Continuing that thought, if someone constructed a building at 12351 Green Forest Road but no tenants had moved in and the building had nothing in it, there would be no reason to go to that empty building. (Unless, of course, you are real estate agent showing it to a potential client looking to lease space or you’re the prospective tenant or buyer.)
In the same way, a domain name can be registered, a hosting account can be purchased, and the domain can be pointed to the hosting account, but if no website has been built it’s just like an empty building – you either get a “coming soon” message or something like this “Parked Domain” page.
The Missing Piece – A Website to View

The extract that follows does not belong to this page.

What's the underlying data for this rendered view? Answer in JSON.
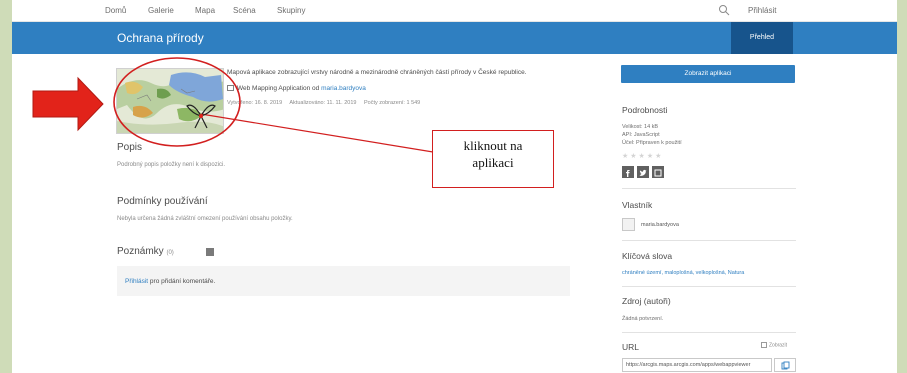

So, as you can see, it’s possible to have a domain name and a hosting account, but no website. In order for you to navigate to a website, the web address needs to take you to a place where the information that comprises the website is stored. This is what a hosting account does: It provides a place on a web server (a computer connected to the Internet that houses the software that “serves up” web pages) where files and data are uploaded so that they can be viewed on demand by everyone following the web address to it. It’s entirely possible to set up a hosting account and even build a website, but if you don’t have a URL (Web Address) to link it to, there will be no way for anyone to find the site except those who know the “staging URL” to the site or the exact IP address (if you’re using a dedicated IP only). So that’s why we say that EVERY website needs a domain name and hosting at a minimum in order for people to get access to the content you want your potential customers (or viewers, subscribers, clients, visitors – whatever you want to call them) to see.
Earlier I mentioned that three years ago the world reached one billion websites. How all these websites can exist and are easily located is dependent on a complex system called the Domain Name System or DNS. This system takes all the IP Addresses (numerical names for server locations) and masks them with friendly, easy to spell and remember names which frequently identify a brand or a company or a person to whom they belong. The domain name is combined with the machine name (like “www”) and the top-level domain (like “.com”) to form the web address. Some examples of well-known web addresses with unforgettable domain names might be www.coca-cola.com (IP address 126.96.36.199) or www.nike.com (IP address 188.8.131.52) or www.apple.com (IP address 184.108.40.206). As you can probably tell, Domain Names are far simpler to remember than the IP Addresses they mask.
When this system was created, top level domains like .com, .net and .org were the only ones available to the general public and .gov, .edu and .mil were reserved for government and educational organizations. Over the years top level domains like .biz, .me, .info, .us, .tv and .online were added. Now generic top level domains (gTLD’s) can be almost anything like .guru, .club and .xyz. Here’s a partial list of other gTLD’s that have recently been released:
.pro .vip .love .company .ninja .guru .tips .solutions .rocks .center .news .photography .store .global .space .directory .today .golf .email .education .fit .tips .zone .fitness
And there are most likely hundreds more! Why? It’s all about branding! These gTLD’s not only provide a way to expand the number of available domains, but produce an extension for URL’s that help tell the story of the company they are tied to.
Have some fun and check it out! Go to http://studio902.net and in the “search” field where it says “Start your domain search here…“, type in your domain followed by one of these gTLD’s and see what happens. See a fit that’s available? Buy it now!